A regular process for every organization is to generate their financial statements to evaluate their performance or state for a specific period of time. When a company has acquired other entities and a group is formed, then generating the overall view of the organization becomes a bit more complicated because we need to generate Consolidated Financial Statements.
When a holding company needs to have the entire picture of its business and all its subsidiaries, we need to look at financial consolidation.
Keep in mind that different companies that belong to a group can have different services, processes and even different chart of accounts that will increase the complexity of the consolidation process.
As a holding company, I want to see the total assets, liabilities, equity, expenses, etc. as a single unit to evaluate the overall health of the group.
In order to generate the Consolidated Financial Statements, we need to have a key information from the company relationship with its subsidiaries. That is the percentage ownership. Only the companies where the holding has control (meaning more than 50% ownership) will go to the Consolidated Financial Statements. Below 50% there are methods to reporting options (such as cost method or equity method) that you can use to show the overall picture.

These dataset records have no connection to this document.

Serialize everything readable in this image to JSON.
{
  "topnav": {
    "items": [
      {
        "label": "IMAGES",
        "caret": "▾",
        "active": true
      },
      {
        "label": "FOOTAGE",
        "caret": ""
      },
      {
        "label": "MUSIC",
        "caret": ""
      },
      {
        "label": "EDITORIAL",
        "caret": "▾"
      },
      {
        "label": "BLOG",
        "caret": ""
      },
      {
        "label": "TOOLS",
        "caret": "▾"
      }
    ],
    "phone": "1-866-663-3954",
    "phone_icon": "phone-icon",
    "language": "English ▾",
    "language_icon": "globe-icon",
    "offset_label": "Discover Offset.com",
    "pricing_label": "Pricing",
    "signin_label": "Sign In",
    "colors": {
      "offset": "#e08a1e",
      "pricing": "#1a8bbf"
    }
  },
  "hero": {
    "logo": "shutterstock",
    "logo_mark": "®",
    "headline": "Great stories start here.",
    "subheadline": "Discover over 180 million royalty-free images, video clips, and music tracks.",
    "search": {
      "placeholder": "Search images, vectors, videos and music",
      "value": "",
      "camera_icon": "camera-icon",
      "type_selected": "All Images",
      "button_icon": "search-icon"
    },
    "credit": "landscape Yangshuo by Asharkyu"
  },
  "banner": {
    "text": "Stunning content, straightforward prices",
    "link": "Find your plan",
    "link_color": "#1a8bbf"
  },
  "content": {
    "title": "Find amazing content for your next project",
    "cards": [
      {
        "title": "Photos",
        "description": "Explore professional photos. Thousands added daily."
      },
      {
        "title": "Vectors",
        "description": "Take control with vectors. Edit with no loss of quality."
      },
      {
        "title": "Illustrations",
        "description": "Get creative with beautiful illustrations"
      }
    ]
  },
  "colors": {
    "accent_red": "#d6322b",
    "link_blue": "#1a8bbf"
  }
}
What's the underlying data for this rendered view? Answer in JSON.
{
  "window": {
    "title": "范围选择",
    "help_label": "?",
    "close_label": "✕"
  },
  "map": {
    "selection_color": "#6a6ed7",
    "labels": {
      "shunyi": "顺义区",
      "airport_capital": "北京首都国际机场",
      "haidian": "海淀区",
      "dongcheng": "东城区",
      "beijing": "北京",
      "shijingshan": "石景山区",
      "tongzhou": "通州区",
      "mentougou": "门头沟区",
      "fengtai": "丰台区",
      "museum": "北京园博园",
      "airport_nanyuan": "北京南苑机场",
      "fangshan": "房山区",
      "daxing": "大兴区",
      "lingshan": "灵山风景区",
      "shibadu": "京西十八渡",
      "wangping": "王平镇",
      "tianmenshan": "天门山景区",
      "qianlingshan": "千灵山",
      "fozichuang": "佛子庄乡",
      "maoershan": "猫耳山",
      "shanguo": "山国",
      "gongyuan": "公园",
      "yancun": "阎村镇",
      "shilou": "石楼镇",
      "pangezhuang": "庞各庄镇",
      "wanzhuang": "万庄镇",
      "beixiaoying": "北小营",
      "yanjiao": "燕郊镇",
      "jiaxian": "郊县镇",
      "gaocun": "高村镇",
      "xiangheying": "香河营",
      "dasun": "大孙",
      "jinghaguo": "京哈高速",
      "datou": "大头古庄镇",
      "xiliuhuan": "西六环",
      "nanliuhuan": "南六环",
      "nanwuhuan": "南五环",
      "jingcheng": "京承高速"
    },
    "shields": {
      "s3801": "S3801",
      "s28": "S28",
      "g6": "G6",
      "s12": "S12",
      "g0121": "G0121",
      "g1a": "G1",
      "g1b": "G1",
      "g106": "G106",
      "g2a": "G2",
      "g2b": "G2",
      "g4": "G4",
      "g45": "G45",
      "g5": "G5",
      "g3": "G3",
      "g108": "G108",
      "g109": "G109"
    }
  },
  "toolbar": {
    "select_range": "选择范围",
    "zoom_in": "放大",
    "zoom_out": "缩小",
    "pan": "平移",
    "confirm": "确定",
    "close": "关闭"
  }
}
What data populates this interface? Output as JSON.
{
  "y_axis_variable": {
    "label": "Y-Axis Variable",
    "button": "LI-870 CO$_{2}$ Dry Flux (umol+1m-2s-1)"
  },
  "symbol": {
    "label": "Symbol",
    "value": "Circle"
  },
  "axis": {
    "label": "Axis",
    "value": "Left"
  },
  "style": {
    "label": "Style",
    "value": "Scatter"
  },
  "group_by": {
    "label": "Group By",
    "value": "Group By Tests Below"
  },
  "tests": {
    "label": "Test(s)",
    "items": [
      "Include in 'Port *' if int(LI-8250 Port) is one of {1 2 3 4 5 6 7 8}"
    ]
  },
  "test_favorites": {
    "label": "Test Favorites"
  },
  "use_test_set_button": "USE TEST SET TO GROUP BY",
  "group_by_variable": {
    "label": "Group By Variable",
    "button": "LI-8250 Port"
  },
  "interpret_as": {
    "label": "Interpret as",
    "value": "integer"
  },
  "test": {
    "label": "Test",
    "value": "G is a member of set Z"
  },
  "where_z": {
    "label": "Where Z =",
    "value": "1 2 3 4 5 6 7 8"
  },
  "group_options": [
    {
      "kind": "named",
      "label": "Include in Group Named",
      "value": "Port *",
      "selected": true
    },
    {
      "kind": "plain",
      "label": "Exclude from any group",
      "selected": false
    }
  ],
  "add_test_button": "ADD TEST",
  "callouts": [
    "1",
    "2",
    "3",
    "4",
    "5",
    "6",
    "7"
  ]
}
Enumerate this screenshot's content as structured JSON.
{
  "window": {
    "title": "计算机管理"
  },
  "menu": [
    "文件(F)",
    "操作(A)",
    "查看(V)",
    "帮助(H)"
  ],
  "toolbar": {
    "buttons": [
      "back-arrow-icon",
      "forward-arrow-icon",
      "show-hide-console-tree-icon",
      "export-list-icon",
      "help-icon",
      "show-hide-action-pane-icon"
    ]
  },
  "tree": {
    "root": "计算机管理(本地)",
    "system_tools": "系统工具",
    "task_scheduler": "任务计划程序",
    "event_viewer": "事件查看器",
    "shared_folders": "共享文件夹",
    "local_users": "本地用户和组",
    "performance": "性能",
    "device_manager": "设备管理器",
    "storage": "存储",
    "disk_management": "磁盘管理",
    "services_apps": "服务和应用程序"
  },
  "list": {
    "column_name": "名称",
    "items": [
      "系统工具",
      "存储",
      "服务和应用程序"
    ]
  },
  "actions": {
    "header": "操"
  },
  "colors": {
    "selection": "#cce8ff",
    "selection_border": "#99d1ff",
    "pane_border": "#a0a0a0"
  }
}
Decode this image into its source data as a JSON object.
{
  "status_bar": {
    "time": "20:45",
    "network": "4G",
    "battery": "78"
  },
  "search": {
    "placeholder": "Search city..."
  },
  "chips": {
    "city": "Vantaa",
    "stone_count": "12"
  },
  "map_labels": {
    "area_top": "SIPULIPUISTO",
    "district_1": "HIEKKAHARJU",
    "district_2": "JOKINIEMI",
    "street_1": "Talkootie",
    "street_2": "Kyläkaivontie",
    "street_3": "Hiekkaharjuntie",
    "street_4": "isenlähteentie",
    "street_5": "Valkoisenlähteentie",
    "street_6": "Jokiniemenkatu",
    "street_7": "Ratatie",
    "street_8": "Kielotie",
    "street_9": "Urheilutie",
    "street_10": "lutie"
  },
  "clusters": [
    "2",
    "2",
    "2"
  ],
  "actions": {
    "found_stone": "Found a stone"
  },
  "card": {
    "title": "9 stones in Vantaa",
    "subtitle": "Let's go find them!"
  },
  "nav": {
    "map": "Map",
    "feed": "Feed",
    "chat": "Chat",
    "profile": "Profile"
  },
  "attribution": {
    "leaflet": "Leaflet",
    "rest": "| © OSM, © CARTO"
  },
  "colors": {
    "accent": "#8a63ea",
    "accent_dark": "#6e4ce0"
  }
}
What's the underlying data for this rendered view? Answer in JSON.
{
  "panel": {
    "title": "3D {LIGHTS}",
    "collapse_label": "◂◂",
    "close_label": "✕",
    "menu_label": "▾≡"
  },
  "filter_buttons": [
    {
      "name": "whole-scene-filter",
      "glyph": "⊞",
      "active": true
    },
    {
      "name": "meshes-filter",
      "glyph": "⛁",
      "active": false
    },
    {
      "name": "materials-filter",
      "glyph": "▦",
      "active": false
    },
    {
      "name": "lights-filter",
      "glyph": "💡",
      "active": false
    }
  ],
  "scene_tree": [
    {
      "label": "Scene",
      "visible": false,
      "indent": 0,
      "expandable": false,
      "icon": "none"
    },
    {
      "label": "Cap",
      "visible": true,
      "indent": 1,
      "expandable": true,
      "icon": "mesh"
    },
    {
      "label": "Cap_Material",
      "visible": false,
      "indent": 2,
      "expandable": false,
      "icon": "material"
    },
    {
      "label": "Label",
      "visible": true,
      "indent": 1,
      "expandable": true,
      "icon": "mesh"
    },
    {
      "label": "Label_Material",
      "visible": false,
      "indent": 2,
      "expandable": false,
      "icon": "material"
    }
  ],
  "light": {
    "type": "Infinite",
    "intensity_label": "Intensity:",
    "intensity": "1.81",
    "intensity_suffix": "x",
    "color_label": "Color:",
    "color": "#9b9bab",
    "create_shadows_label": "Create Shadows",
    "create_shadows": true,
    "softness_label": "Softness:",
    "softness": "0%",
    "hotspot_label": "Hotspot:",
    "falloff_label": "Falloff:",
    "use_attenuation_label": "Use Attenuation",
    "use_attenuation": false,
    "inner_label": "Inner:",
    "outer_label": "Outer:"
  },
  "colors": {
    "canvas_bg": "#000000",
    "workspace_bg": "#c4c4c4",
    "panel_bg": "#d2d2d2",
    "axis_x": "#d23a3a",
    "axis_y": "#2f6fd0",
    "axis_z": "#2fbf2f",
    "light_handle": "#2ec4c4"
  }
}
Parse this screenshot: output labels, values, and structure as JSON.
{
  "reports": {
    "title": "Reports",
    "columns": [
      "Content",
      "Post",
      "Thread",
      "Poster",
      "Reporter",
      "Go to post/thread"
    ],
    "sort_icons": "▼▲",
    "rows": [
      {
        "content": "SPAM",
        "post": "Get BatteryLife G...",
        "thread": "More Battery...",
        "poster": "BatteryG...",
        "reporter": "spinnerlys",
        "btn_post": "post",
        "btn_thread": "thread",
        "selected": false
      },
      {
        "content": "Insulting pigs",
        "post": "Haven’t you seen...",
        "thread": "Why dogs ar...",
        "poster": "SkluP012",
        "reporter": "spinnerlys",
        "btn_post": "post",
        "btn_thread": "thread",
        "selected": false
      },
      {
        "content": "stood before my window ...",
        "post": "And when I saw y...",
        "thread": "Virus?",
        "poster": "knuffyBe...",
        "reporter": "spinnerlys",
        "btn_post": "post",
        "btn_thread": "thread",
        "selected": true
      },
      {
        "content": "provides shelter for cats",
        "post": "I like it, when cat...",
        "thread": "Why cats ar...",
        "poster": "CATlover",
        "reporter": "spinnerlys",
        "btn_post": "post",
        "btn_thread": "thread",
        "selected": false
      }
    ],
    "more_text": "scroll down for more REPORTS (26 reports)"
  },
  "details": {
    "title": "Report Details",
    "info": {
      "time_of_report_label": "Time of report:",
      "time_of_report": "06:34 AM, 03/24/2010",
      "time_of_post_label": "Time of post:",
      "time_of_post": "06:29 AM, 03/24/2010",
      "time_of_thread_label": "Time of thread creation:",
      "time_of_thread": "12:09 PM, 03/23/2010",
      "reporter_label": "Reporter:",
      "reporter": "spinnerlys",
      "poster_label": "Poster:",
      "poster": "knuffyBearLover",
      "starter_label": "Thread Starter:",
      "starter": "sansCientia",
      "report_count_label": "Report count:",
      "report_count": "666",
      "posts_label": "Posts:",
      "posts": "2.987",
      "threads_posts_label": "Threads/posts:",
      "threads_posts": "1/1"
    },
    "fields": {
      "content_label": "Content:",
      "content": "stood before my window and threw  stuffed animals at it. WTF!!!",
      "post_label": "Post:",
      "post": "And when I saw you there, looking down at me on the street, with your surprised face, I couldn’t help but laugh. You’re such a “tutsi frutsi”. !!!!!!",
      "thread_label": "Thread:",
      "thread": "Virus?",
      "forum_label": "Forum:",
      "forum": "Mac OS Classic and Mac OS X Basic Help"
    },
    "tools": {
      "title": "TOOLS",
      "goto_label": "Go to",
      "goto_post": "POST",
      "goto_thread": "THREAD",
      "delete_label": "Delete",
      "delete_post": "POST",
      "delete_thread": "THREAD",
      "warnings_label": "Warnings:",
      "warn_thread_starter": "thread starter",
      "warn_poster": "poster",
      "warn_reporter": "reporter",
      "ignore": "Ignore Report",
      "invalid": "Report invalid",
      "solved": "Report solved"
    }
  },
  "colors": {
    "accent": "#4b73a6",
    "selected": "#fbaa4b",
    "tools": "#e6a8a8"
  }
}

Now let’s take a look at some examples within the different reports we can get as part of the Consolidated Financial Statements:
Profit and Loss: this statement needs to take into account the relationship between parent and subsidiary as well as the relationship between the subsidiaries. If a revenue of one is based on the expense of the other (i.e. within the group one company buys goods from another company), those need to be evaluated/eliminated because we want the net value for the parent company.
Balance Sheet: this statement has a similar scenario. If the account receivables of one company are based on an account payable of another company of the same group, then we need to eliminate the amount when we want to show the overall state of the holding company.
You might find cases where a subsidiary is not consolidated to the holding company, even when they own more than 50% of the stocks. This could happen if the business of the subsidiary is completely different and independent from the parent company.
In many cases, the financial consolidation process is repetitive and, like many other iterative processes, can be automated based on some business rules that use parameters to perform all tasks and generate the Consolidated Financial Statements.
You can also check some additional information in the investopedia website